What is expected:
Would you print all of the entries word for word?

Dataset rows describing interfaces:
Start of Block

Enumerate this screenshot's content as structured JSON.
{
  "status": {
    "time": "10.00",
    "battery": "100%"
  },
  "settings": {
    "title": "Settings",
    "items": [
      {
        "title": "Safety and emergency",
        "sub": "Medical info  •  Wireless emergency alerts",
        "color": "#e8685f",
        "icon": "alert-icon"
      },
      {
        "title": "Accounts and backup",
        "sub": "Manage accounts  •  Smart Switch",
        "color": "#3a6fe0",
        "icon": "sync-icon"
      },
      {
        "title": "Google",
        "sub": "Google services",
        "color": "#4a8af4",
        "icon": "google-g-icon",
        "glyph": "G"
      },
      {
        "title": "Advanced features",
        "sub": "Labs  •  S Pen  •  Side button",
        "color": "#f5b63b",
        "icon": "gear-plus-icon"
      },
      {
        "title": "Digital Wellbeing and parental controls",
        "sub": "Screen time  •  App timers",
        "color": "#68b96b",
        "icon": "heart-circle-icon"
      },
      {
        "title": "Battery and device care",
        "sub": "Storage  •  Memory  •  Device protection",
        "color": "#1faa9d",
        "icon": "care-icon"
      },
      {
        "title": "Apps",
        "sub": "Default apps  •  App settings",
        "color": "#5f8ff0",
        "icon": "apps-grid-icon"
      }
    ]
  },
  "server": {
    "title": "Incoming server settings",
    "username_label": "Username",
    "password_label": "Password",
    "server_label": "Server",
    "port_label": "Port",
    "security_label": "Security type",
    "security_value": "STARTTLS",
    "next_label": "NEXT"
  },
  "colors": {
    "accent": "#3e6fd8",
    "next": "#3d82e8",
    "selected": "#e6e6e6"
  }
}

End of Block

Solution for this exercise:
Enumerate this screenshot's content as structured JSON.
{
  "status": {
    "time": "10.00",
    "battery": "100%"
  },
  "settings": {
    "title": "Settings",
    "items": [
      {
        "title": "Safety and emergency",
        "sub": "Medical info  •  Wireless emergency alerts",
        "color": "#e8685f",
        "icon": "alert-icon"
      },
      {
        "title": "Accounts and backup",
        "sub": "Manage accounts  •  Smart Switch",
        "color": "#3a6fe0",
        "icon": "sync-icon"
      },
      {
        "title": "Google",
        "sub": "Google services",
        "color": "#4a8af4",
        "icon": "google-g-icon",
        "glyph": "G"
      },
      {
        "title": "Advanced features",
        "sub": "Labs  •  S Pen  •  Side button",
        "color": "#f5b63b",
        "icon": "gear-plus-icon"
      },
      {
        "title": "Digital Wellbeing and parental controls",
        "sub": "Screen time  •  App timers",
        "color": "#68b96b",
        "icon": "heart-circle-icon"
      },
      {
        "title": "Battery and device care",
        "sub": "Storage  •  Memory  •  Device protection",
        "color": "#1faa9d",
        "icon": "care-icon"
      },
      {
        "title": "Apps",
        "sub": "Default apps  •  App settings",
        "color": "#5f8ff0",
        "icon": "apps-grid-icon"
      }
    ]
  },
  "server": {
    "title": "Incoming server settings",
    "username_label": "Username",
    "password_label": "Password",
    "server_label": "Server",
    "port_label": "Port",
    "security_label": "Security type",
    "security_value": "STARTTLS",
    "next_label": "NEXT"
  },
  "colors": {
    "accent": "#3e6fd8",
    "next": "#3d82e8",
    "selected": "#e6e6e6"
  }
}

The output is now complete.